*DATA*.

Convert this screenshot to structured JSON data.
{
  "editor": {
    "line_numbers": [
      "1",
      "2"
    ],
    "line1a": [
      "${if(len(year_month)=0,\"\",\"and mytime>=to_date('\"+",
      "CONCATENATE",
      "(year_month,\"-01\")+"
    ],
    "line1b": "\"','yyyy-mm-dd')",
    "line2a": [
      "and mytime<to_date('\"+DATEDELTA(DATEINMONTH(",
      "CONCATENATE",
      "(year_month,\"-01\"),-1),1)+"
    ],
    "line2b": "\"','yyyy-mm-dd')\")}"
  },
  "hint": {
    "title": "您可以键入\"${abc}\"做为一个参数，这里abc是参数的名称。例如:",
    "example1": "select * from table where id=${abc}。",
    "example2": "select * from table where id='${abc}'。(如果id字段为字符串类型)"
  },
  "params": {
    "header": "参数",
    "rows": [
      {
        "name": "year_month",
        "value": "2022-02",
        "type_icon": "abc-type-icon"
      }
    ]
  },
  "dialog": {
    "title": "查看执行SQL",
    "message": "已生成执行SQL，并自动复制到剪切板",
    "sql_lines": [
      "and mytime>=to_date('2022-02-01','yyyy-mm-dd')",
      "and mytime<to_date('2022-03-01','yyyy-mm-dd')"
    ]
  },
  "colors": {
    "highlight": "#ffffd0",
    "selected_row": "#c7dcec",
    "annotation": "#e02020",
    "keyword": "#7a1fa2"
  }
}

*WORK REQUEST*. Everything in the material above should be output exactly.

*OUTPUT OF THE EXERCISE*.
Convert this screenshot to structured JSON data.
{
  "editor": {
    "line_numbers": [
      "1",
      "2"
    ],
    "line1a": [
      "${if(len(year_month)=0,\"\",\"and mytime>=to_date('\"+",
      "CONCATENATE",
      "(year_month,\"-01\")+"
    ],
    "line1b": "\"','yyyy-mm-dd')",
    "line2a": [
      "and mytime<to_date('\"+DATEDELTA(DATEINMONTH(",
      "CONCATENATE",
      "(year_month,\"-01\"),-1),1)+"
    ],
    "line2b": "\"','yyyy-mm-dd')\")}"
  },
  "hint": {
    "title": "您可以键入\"${abc}\"做为一个参数，这里abc是参数的名称。例如:",
    "example1": "select * from table where id=${abc}。",
    "example2": "select * from table where id='${abc}'。(如果id字段为字符串类型)"
  },
  "params": {
    "header": "参数",
    "rows": [
      {
        "name": "year_month",
        "value": "2022-02",
        "type_icon": "abc-type-icon"
      }
    ]
  },
  "dialog": {
    "title": "查看执行SQL",
    "message": "已生成执行SQL，并自动复制到剪切板",
    "sql_lines": [
      "and mytime>=to_date('2022-02-01','yyyy-mm-dd')",
      "and mytime<to_date('2022-03-01','yyyy-mm-dd')"
    ]
  },
  "colors": {
    "highlight": "#ffffd0",
    "selected_row": "#c7dcec",
    "annotation": "#e02020",
    "keyword": "#7a1fa2"
  }
}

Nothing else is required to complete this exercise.